---------- Given data ----------
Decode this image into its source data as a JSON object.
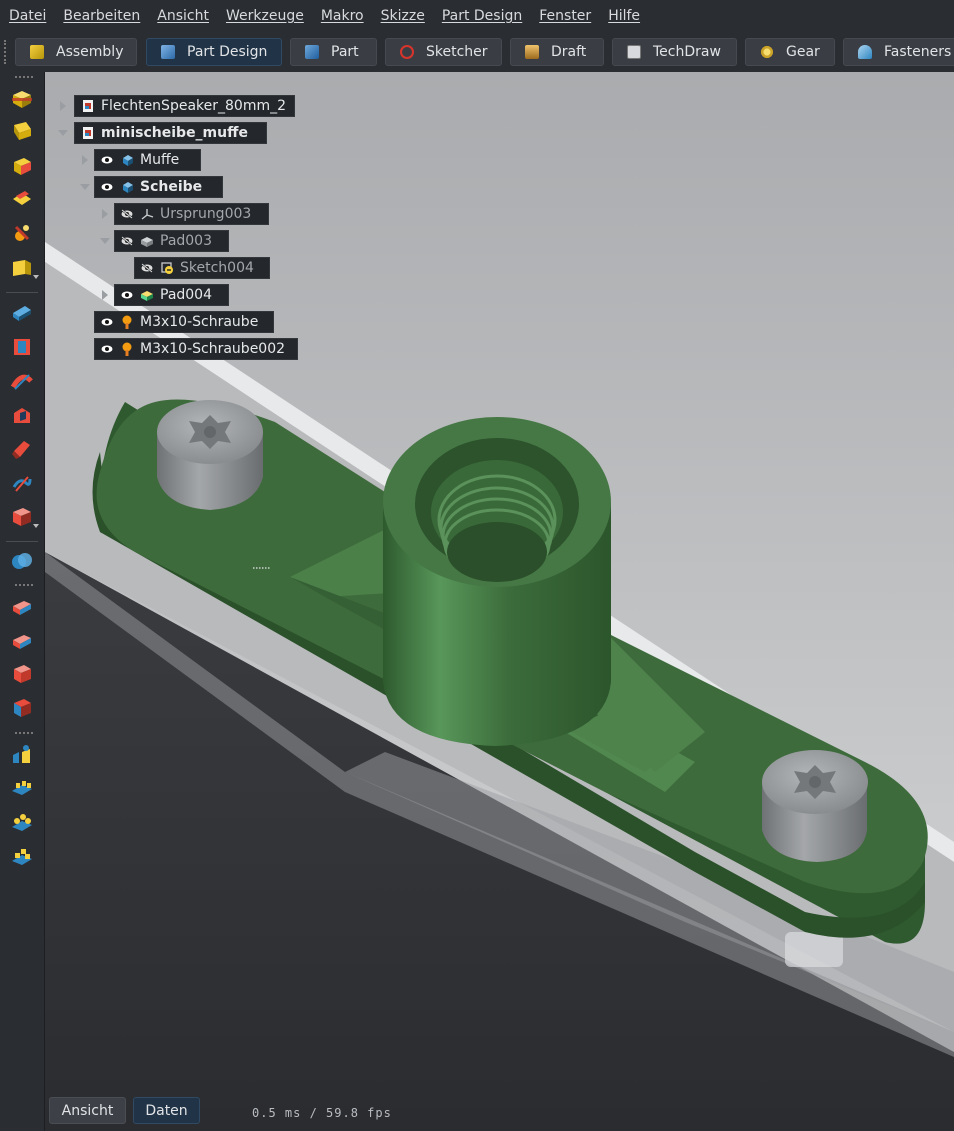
{
  "menu": [
    "Datei",
    "Bearbeiten",
    "Ansicht",
    "Werkzeuge",
    "Makro",
    "Skizze",
    "Part Design",
    "Fenster",
    "Hilfe"
  ],
  "workbenches": [
    {
      "label": "Assembly",
      "icon": "assembly-icon",
      "active": false
    },
    {
      "label": "Part Design",
      "icon": "part-design-icon",
      "active": true
    },
    {
      "label": "Part",
      "icon": "part-cube-icon",
      "active": false
    },
    {
      "label": "Sketcher",
      "icon": "sketcher-icon",
      "active": false
    },
    {
      "label": "Draft",
      "icon": "draft-icon",
      "active": false
    },
    {
      "label": "TechDraw",
      "icon": "techdraw-icon",
      "active": false
    },
    {
      "label": "Gear",
      "icon": "gear-icon",
      "active": false
    },
    {
      "label": "Fasteners",
      "icon": "fasteners-icon",
      "active": false
    }
  ],
  "tree": [
    {
      "label": "FlechtenSpeaker_80mm_2",
      "icon": "document-icon",
      "bold": false,
      "dim": false,
      "visible": null
    },
    {
      "label": "minischeibe_muffe",
      "icon": "document-icon",
      "bold": true,
      "dim": false,
      "visible": null
    },
    {
      "label": "Muffe",
      "icon": "body-icon",
      "bold": false,
      "dim": false,
      "visible": true
    },
    {
      "label": "Scheibe",
      "icon": "body-icon",
      "bold": true,
      "dim": false,
      "visible": true
    },
    {
      "label": "Ursprung003",
      "icon": "origin-icon",
      "bold": false,
      "dim": true,
      "visible": false
    },
    {
      "label": "Pad003",
      "icon": "pad-icon",
      "bold": false,
      "dim": true,
      "visible": false
    },
    {
      "label": "Sketch004",
      "icon": "sketch-icon",
      "bold": false,
      "dim": true,
      "visible": false
    },
    {
      "label": "Pad004",
      "icon": "pad-icon",
      "bold": false,
      "dim": false,
      "visible": true
    },
    {
      "label": "M3x10-Schraube",
      "icon": "screw-icon",
      "bold": false,
      "dim": false,
      "visible": true
    },
    {
      "label": "M3x10-Schraube002",
      "icon": "screw-icon",
      "bold": false,
      "dim": false,
      "visible": true
    }
  ],
  "bottom_tabs": {
    "ansicht": "Ansicht",
    "daten": "Daten"
  },
  "status": {
    "fps": "0.5 ms / 59.8 fps"
  },
  "colors": {
    "part_green": "#3e6b3c",
    "screw_gray": "#8a8d90",
    "bg_top": "#c6c7c9",
    "bg_bottom": "#2a2c30",
    "accent_blue": "#213447"
  }
}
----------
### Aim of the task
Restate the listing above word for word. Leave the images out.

### Response below
Decode this image into its source data as a JSON object.
{
  "menu": [
    "Datei",
    "Bearbeiten",
    "Ansicht",
    "Werkzeuge",
    "Makro",
    "Skizze",
    "Part Design",
    "Fenster",
    "Hilfe"
  ],
  "workbenches": [
    {
      "label": "Assembly",
      "icon": "assembly-icon",
      "active": false
    },
    {
      "label": "Part Design",
      "icon": "part-design-icon",
      "active": true
    },
    {
      "label": "Part",
      "icon": "part-cube-icon",
      "active": false
    },
    {
      "label": "Sketcher",
      "icon": "sketcher-icon",
      "active": false
    },
    {
      "label": "Draft",
      "icon": "draft-icon",
      "active": false
    },
    {
      "label": "TechDraw",
      "icon": "techdraw-icon",
      "active": false
    },
    {
      "label": "Gear",
      "icon": "gear-icon",
      "active": false
    },
    {
      "label": "Fasteners",
      "icon": "fasteners-icon",
      "active": false
    }
  ],
  "tree": [
    {
      "label": "FlechtenSpeaker_80mm_2",
      "icon": "document-icon",
      "bold": false,
      "dim": false,
      "visible": null
    },
    {
      "label": "minischeibe_muffe",
      "icon": "document-icon",
      "bold": true,
      "dim": false,
      "visible": null
    },
    {
      "label": "Muffe",
      "icon": "body-icon",
      "bold": false,
      "dim": false,
      "visible": true
    },
    {
      "label": "Scheibe",
      "icon": "body-icon",
      "bold": true,
      "dim": false,
      "visible": true
    },
    {
      "label": "Ursprung003",
      "icon": "origin-icon",
      "bold": false,
      "dim": true,
      "visible": false
    },
    {
      "label": "Pad003",
      "icon": "pad-icon",
      "bold": false,
      "dim": true,
      "visible": false
    },
    {
      "label": "Sketch004",
      "icon": "sketch-icon",
      "bold": false,
      "dim": true,
      "visible": false
    },
    {
      "label": "Pad004",
      "icon": "pad-icon",
      "bold": false,
      "dim": false,
      "visible": true
    },
    {
      "label": "M3x10-Schraube",
      "icon": "screw-icon",
      "bold": false,
      "dim": false,
      "visible": true
    },
    {
      "label": "M3x10-Schraube002",
      "icon": "screw-icon",
      "bold": false,
      "dim": false,
      "visible": true
    }
  ],
  "bottom_tabs": {
    "ansicht": "Ansicht",
    "daten": "Daten"
  },
  "status": {
    "fps": "0.5 ms / 59.8 fps"
  },
  "colors": {
    "part_green": "#3e6b3c",
    "screw_gray": "#8a8d90",
    "bg_top": "#c6c7c9",
    "bg_bottom": "#2a2c30",
    "accent_blue": "#213447"
  }
}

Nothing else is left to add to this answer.